Germany may be looking for new sources of energy following its decision to abandon nuclear power, but it seems determined to avoid "fracking," the controversial method for extracting natural gas that is booming in the United States.
"The message is we want to limit fracking, we don't want to facilitate it," environment minister Peter Altmaier told Deutschlandfunk radio, as reported by Reuters in The Guardian. "And anyway I don't see in the forseeable future that fracking will be employed anywhere within Germany."
Germany's Parliament has proposed rules that would tighten restrictions on fracking, a technique that blasts water and chemicals into shale rock to release trapped natural gas. Critics say the process - also known as hydraulic fracturing - can pollute water supplies and trigger earthquakes.
Corporate giants including ExxonMobil and Germany's BASF - the world's largest chemicals company and owner of an oil and gas division called Wintershall - want to explore fracking possibiilties. Under Germany's federal structure, individual states can decide whether to issue permits.
Since deciding to walk away from nuclear power in the wake of Japan's Fukushiuma nuclear meltdowns nearly two years ago, Germany - Europe's largest economy - has had to find substitute sources of energy. Ironically, it has been importing nuclear power from France. It also has a strong renewables program, but that has not prevented it from increasing its use of fossil fuels like coal and thus adding to its CO2 emissions. Natural gas is a fossil fuel that does not emit as much CO2 as coal.
Germany currently supplies only 14 percent of its natural gas and imports 40 percent of what it consumes from Russia, according to the Reuters article.

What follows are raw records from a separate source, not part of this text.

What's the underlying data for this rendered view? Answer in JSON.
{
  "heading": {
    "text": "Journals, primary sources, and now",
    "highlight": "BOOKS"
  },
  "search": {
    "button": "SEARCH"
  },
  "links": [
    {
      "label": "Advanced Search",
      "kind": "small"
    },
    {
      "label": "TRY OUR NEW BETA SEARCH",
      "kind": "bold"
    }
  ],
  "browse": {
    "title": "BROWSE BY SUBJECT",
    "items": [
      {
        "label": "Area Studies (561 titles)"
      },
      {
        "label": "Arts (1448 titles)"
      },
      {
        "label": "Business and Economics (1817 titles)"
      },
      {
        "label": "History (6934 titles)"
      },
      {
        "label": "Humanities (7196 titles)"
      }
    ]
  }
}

Some energy observers say that fracking in the U.S. is setting that country on the road toward energy independence.